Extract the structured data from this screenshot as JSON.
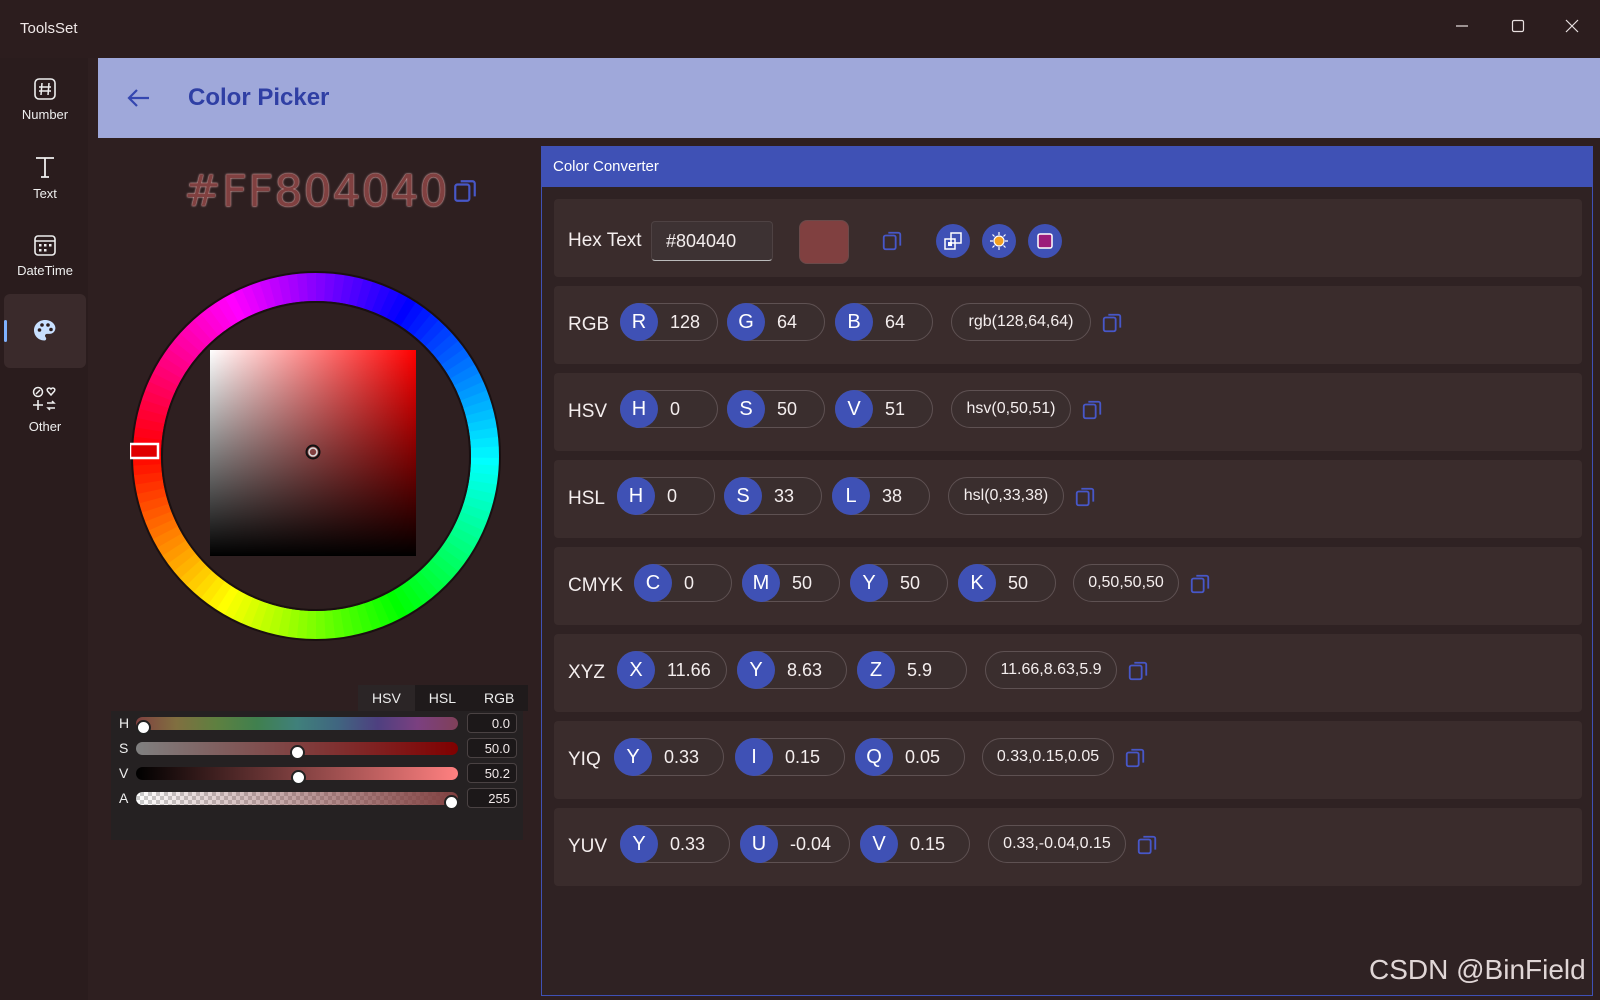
{
  "window": {
    "title": "ToolsSet"
  },
  "nav": {
    "items": [
      {
        "label": "Number",
        "icon": "hash-icon"
      },
      {
        "label": "Text",
        "icon": "text-icon"
      },
      {
        "label": "DateTime",
        "icon": "calendar-icon"
      },
      {
        "label": "",
        "icon": "palette-icon",
        "selected": true
      },
      {
        "label": "Other",
        "icon": "other-tools-icon"
      }
    ]
  },
  "header": {
    "title": "Color Picker"
  },
  "picker": {
    "hex": "#FF804040",
    "color": "#804040",
    "tabs": [
      "HSV",
      "HSL",
      "RGB"
    ],
    "active_tab": "HSV",
    "sliders": [
      {
        "label": "H",
        "value": "0.0",
        "level": 0.0
      },
      {
        "label": "S",
        "value": "50.0",
        "level": 0.5
      },
      {
        "label": "V",
        "value": "50.2",
        "level": 0.502
      },
      {
        "label": "A",
        "value": "255",
        "level": 1.0
      }
    ]
  },
  "converter": {
    "title": "Color Converter",
    "hex": {
      "label": "Hex Text",
      "value": "#804040",
      "swatch": "#804040"
    },
    "rows": [
      {
        "label": "RGB",
        "fields": [
          {
            "k": "R",
            "v": "128"
          },
          {
            "k": "G",
            "v": "64"
          },
          {
            "k": "B",
            "v": "64"
          }
        ],
        "summary": "rgb(128,64,64)"
      },
      {
        "label": "HSV",
        "fields": [
          {
            "k": "H",
            "v": "0"
          },
          {
            "k": "S",
            "v": "50"
          },
          {
            "k": "V",
            "v": "51"
          }
        ],
        "summary": "hsv(0,50,51)"
      },
      {
        "label": "HSL",
        "fields": [
          {
            "k": "H",
            "v": "0"
          },
          {
            "k": "S",
            "v": "33"
          },
          {
            "k": "L",
            "v": "38"
          }
        ],
        "summary": "hsl(0,33,38)"
      },
      {
        "label": "CMYK",
        "fields": [
          {
            "k": "C",
            "v": "0"
          },
          {
            "k": "M",
            "v": "50"
          },
          {
            "k": "Y",
            "v": "50"
          },
          {
            "k": "K",
            "v": "50"
          }
        ],
        "summary": "0,50,50,50"
      },
      {
        "label": "XYZ",
        "fields": [
          {
            "k": "X",
            "v": "11.66"
          },
          {
            "k": "Y",
            "v": "8.63"
          },
          {
            "k": "Z",
            "v": "5.9"
          }
        ],
        "summary": "11.66,8.63,5.9"
      },
      {
        "label": "YIQ",
        "fields": [
          {
            "k": "Y",
            "v": "0.33"
          },
          {
            "k": "I",
            "v": "0.15"
          },
          {
            "k": "Q",
            "v": "0.05"
          }
        ],
        "summary": "0.33,0.15,0.05"
      },
      {
        "label": "YUV",
        "fields": [
          {
            "k": "Y",
            "v": "0.33"
          },
          {
            "k": "U",
            "v": "-0.04"
          },
          {
            "k": "V",
            "v": "0.15"
          }
        ],
        "summary": "0.33,-0.04,0.15"
      }
    ]
  },
  "watermark": "CSDN @BinField",
  "colors": {
    "accent": "#3f51b5",
    "header_bg": "#9fa8da",
    "title_blue": "#2f3fa4"
  }
}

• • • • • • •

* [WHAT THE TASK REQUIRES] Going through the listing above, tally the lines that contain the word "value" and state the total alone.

* [RESULT OF THE EXERCISE] 5